    Difficulty: 1

  • AP1 Rotation

    Page 6

    6. Jean stands at the exact center of a large spinning frictionless uniform disk of mass M and radius R with moment of inertia I=MR2. As she walks from the center to the edge of the disk, the angular speed of the disk is quartered. Which of the following statements is true?

    (A) Jeans mass is less than the mass of the disk.(B) Jeans mass is equal to the mass of the disk.(C) Jeans mass is between the mass of the disk and twice the mass of the disk.(D) Jeans mass is more than twice the mass of the disk.

    Answer: (C) Jeans mass is between the mass of the disk and twice the mass of the disk.

    The initial moment of inertia of the system is approximately I=MR2. Jeans mass does not contribute significantly to this moment of inertia as she stands at the exact center of the large disk. As she walks from the center of the disk to the edge of the disk, however, she adds her moment of inertia to that of the disk, so that the total moment of inertia of the system is now I= MR2 + mR2. Calling the initial angular speed of the disk and applying the law of conservation of angular momentum, find Jeans mass (m) as follows:

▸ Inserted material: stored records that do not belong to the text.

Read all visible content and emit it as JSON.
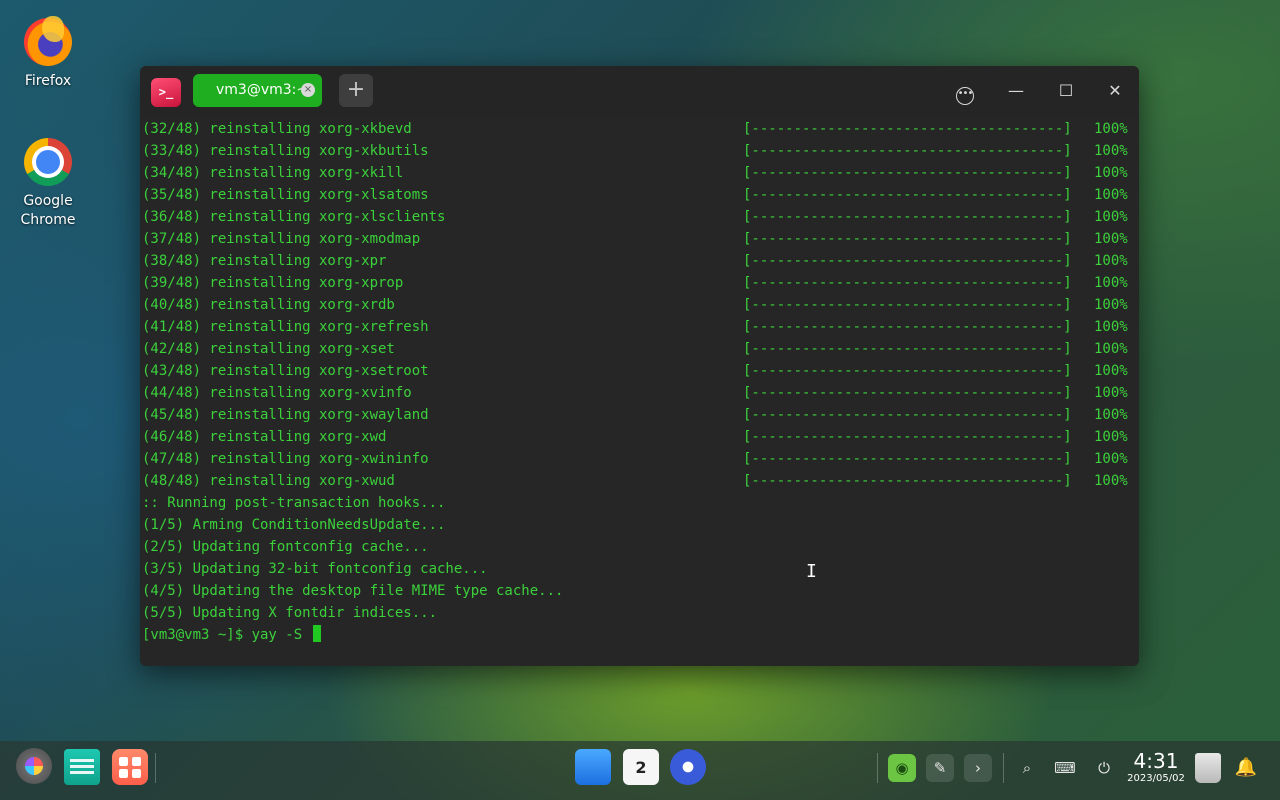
{
  "desktop": {
    "icons": [
      {
        "label": "Firefox",
        "icon": "firefox-icon"
      },
      {
        "label": "Google\nChrome",
        "icon": "chrome-icon"
      }
    ]
  },
  "terminal": {
    "app_icon_glyph": ">_",
    "tab_label": "vm3@vm3:~",
    "tab_close": "×",
    "new_tab": "+",
    "controls": {
      "more": "•••",
      "minimize": "—",
      "maximize": "☐",
      "close": "✕"
    },
    "progress_rows": [
      {
        "step": "(32/48) reinstalling xorg-xkbevd",
        "progress": 100
      },
      {
        "step": "(33/48) reinstalling xorg-xkbutils",
        "progress": 100
      },
      {
        "step": "(34/48) reinstalling xorg-xkill",
        "progress": 100
      },
      {
        "step": "(35/48) reinstalling xorg-xlsatoms",
        "progress": 100
      },
      {
        "step": "(36/48) reinstalling xorg-xlsclients",
        "progress": 100
      },
      {
        "step": "(37/48) reinstalling xorg-xmodmap",
        "progress": 100
      },
      {
        "step": "(38/48) reinstalling xorg-xpr",
        "progress": 100
      },
      {
        "step": "(39/48) reinstalling xorg-xprop",
        "progress": 100
      },
      {
        "step": "(40/48) reinstalling xorg-xrdb",
        "progress": 100
      },
      {
        "step": "(41/48) reinstalling xorg-xrefresh",
        "progress": 100
      },
      {
        "step": "(42/48) reinstalling xorg-xset",
        "progress": 100
      },
      {
        "step": "(43/48) reinstalling xorg-xsetroot",
        "progress": 100
      },
      {
        "step": "(44/48) reinstalling xorg-xvinfo",
        "progress": 100
      },
      {
        "step": "(45/48) reinstalling xorg-xwayland",
        "progress": 100
      },
      {
        "step": "(46/48) reinstalling xorg-xwd",
        "progress": 100
      },
      {
        "step": "(47/48) reinstalling xorg-xwininfo",
        "progress": 100
      },
      {
        "step": "(48/48) reinstalling xorg-xwud",
        "progress": 100
      }
    ],
    "progress_bar": "[-------------------------------------]",
    "progress_text": "100%",
    "hook_lines": [
      ":: Running post-transaction hooks...",
      "(1/5) Arming ConditionNeedsUpdate...",
      "(2/5) Updating fontconfig cache...",
      "(3/5) Updating 32-bit fontconfig cache...",
      "(4/5) Updating the desktop file MIME type cache...",
      "(5/5) Updating X fontdir indices..."
    ],
    "prompt": "[vm3@vm3 ~]$ yay -S ",
    "mouse_cursor": "I"
  },
  "dock": {
    "calendar_day": "2",
    "clock": {
      "time": "4:31",
      "date": "2023/05/02"
    },
    "icons": [
      "launcher-icon",
      "file-manager-icon",
      "app-store-icon",
      "app-installer-icon",
      "calendar-icon",
      "settings-icon",
      "green-tray-icon",
      "pen-icon",
      "expand-arrow-icon",
      "search-icon",
      "keyboard-icon",
      "power-icon",
      "trash-icon",
      "bell-icon"
    ],
    "glyphs": {
      "pen": "✎",
      "arrow": "›",
      "search": "⌕",
      "keyboard": "⌨",
      "power": "⏻",
      "bell": "🔔",
      "green": "◉"
    }
  },
  "colors": {
    "tab_active": "#1fae1f",
    "terminal_text": "#3bd13b",
    "terminal_bg": "#262626"
  }
}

    Li = Lf 12 MR2= ( 12 MR

    2+mR2 )4 4M = M +2m m= 32 M

    EK: 5.E.1 If the net external torque exerted on the system is zero, the angular momentum of the system does not change. 5.E.2 The angular momentum of a system is determined by the locations and velocities of the objects that make up the system. The rotational inertia of an object or system depends upon the distribution of mass within the object or system. Changes in the radius of a system or in the distribution of mass within the system result in changes in the systems rotational inertia, and hence in its angular velocity and linear speed for a given angular momentum.

    SP: 1.4 The student can use representations an